Work instructions. Go through the listing below and work out how many lines hold "xaml"; reply with the figure alone.

The data.
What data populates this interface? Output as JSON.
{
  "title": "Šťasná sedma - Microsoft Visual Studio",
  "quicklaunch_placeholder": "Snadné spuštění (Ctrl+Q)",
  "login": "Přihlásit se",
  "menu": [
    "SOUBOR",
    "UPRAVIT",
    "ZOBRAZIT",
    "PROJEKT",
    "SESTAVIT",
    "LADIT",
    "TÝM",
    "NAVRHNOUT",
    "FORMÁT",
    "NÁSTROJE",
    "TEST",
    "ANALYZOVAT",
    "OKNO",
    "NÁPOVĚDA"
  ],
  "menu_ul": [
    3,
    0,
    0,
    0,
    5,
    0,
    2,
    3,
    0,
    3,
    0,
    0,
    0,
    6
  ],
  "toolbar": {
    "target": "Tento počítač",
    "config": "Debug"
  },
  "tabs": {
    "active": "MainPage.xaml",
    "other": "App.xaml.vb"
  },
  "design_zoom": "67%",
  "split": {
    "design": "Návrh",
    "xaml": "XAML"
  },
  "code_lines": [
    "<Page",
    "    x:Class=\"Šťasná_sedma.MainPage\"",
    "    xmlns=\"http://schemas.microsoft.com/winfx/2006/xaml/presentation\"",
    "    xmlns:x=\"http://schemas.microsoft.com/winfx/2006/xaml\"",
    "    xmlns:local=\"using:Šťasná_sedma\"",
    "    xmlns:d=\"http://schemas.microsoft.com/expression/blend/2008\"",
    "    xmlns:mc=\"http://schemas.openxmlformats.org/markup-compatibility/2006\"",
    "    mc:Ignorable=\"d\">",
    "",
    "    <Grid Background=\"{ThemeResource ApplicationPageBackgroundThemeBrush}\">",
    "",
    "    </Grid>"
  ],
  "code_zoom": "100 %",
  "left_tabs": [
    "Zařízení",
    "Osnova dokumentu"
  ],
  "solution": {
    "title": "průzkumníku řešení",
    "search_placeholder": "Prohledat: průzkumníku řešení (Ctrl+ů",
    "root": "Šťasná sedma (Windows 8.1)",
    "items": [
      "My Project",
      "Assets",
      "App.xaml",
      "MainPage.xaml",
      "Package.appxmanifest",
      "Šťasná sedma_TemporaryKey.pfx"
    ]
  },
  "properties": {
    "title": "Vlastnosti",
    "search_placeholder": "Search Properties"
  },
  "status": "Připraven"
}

Task output. 7